Data extracted from a collection:
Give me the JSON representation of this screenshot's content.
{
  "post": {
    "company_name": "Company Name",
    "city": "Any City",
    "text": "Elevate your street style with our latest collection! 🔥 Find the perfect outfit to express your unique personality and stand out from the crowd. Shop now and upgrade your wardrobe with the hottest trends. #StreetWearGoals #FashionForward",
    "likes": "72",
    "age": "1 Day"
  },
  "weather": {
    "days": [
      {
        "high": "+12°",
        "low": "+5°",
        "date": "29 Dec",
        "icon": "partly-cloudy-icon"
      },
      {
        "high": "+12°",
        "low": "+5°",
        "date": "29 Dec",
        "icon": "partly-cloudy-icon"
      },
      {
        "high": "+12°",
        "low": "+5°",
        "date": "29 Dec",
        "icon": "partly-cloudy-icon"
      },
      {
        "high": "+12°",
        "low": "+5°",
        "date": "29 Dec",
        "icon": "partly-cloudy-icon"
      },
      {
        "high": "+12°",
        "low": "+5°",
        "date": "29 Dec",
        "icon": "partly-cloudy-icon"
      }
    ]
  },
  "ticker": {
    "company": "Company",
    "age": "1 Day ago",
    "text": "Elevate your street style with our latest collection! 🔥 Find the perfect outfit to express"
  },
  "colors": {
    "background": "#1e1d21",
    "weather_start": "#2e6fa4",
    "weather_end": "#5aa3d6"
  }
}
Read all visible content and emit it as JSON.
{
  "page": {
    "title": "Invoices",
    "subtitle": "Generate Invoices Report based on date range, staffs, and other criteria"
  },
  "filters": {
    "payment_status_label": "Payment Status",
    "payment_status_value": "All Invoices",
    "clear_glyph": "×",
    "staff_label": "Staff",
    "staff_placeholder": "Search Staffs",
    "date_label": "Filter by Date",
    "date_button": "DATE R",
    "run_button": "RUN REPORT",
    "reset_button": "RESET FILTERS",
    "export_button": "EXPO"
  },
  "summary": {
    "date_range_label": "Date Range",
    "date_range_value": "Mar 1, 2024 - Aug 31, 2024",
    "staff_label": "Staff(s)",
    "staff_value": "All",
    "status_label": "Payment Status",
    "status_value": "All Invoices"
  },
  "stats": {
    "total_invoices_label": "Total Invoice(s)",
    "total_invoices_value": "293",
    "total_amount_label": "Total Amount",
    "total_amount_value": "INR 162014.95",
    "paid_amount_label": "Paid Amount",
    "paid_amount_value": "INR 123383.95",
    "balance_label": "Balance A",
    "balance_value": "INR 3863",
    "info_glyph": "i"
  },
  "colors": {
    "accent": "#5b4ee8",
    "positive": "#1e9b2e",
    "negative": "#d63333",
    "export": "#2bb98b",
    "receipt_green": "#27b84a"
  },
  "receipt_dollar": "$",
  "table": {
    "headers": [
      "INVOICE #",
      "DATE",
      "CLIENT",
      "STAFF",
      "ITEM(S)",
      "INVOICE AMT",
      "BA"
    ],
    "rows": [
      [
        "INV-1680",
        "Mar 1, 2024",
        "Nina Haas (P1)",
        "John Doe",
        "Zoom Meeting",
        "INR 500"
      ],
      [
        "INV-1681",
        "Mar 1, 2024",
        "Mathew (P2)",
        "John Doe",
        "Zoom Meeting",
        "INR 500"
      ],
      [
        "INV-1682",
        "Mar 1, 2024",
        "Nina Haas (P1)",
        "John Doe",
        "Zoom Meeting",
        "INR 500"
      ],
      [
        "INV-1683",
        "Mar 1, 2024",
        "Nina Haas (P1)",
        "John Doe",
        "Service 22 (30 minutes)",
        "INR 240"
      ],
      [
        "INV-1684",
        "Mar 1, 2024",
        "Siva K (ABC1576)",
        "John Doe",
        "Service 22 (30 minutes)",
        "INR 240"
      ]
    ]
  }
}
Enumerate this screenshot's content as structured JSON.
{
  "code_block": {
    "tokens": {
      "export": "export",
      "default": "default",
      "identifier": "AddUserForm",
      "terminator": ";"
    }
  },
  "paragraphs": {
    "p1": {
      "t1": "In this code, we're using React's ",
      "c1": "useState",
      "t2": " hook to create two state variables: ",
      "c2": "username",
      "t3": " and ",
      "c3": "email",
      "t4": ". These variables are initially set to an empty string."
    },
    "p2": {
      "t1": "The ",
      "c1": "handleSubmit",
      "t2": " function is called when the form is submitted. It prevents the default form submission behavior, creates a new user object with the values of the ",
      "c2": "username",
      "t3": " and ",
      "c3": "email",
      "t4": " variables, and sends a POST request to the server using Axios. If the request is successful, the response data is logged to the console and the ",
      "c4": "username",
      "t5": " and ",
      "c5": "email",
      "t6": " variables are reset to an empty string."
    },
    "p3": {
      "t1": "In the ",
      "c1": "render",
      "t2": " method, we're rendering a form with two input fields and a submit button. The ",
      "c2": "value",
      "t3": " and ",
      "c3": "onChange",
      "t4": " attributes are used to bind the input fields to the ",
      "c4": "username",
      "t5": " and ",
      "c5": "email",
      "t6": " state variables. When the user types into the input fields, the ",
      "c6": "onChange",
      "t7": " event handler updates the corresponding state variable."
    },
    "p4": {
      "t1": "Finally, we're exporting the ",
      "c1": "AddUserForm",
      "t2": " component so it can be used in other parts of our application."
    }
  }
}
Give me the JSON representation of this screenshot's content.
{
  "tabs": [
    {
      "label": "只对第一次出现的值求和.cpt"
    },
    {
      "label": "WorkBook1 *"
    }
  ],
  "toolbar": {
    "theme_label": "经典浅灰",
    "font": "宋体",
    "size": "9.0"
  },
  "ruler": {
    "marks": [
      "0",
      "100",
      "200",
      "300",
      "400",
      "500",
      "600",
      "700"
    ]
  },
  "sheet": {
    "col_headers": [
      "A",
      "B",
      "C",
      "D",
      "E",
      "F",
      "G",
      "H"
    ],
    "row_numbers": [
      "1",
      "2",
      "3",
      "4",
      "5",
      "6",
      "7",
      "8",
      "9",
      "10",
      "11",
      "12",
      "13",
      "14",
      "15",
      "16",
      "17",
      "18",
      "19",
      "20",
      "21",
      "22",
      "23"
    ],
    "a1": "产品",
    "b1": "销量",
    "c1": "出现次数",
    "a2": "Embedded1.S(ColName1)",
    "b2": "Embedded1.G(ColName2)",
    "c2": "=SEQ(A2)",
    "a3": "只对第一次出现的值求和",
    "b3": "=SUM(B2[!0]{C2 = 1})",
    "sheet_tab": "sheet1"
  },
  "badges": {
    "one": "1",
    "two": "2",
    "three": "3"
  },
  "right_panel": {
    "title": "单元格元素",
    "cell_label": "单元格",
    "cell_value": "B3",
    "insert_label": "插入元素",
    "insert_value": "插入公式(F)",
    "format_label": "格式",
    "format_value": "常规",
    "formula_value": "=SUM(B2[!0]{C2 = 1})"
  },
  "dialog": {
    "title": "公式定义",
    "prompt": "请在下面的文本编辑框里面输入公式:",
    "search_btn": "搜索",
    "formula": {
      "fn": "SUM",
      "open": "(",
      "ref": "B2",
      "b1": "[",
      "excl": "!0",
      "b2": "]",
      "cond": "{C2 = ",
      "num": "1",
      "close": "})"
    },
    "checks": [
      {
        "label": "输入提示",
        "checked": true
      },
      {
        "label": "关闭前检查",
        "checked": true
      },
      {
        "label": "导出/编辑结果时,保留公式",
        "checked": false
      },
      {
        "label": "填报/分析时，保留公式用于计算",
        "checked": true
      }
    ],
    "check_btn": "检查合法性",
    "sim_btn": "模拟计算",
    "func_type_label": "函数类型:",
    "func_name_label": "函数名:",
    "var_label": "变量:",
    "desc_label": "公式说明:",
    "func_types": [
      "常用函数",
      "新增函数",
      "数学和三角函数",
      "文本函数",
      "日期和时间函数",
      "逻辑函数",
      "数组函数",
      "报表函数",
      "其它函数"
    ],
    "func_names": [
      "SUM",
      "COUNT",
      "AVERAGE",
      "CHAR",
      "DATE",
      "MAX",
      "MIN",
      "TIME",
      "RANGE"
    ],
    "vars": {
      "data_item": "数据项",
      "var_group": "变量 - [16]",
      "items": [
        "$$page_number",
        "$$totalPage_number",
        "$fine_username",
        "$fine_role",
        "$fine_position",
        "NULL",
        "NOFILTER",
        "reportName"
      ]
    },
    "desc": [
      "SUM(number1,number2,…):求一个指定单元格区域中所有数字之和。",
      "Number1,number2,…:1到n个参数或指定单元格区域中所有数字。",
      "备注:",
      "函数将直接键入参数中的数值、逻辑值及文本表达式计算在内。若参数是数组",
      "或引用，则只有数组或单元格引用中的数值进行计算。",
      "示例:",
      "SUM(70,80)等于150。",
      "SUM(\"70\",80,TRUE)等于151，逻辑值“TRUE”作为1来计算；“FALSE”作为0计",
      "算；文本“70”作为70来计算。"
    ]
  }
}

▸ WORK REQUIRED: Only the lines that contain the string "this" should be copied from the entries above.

▸ WORKED SOLUTION:
Give me the JSON representation of this screenshot's content.
Enumerate this screenshot's content as structured JSON.
      "t1": "In this code, we're using React's ",
Give me the JSON representation of this screenshot's content.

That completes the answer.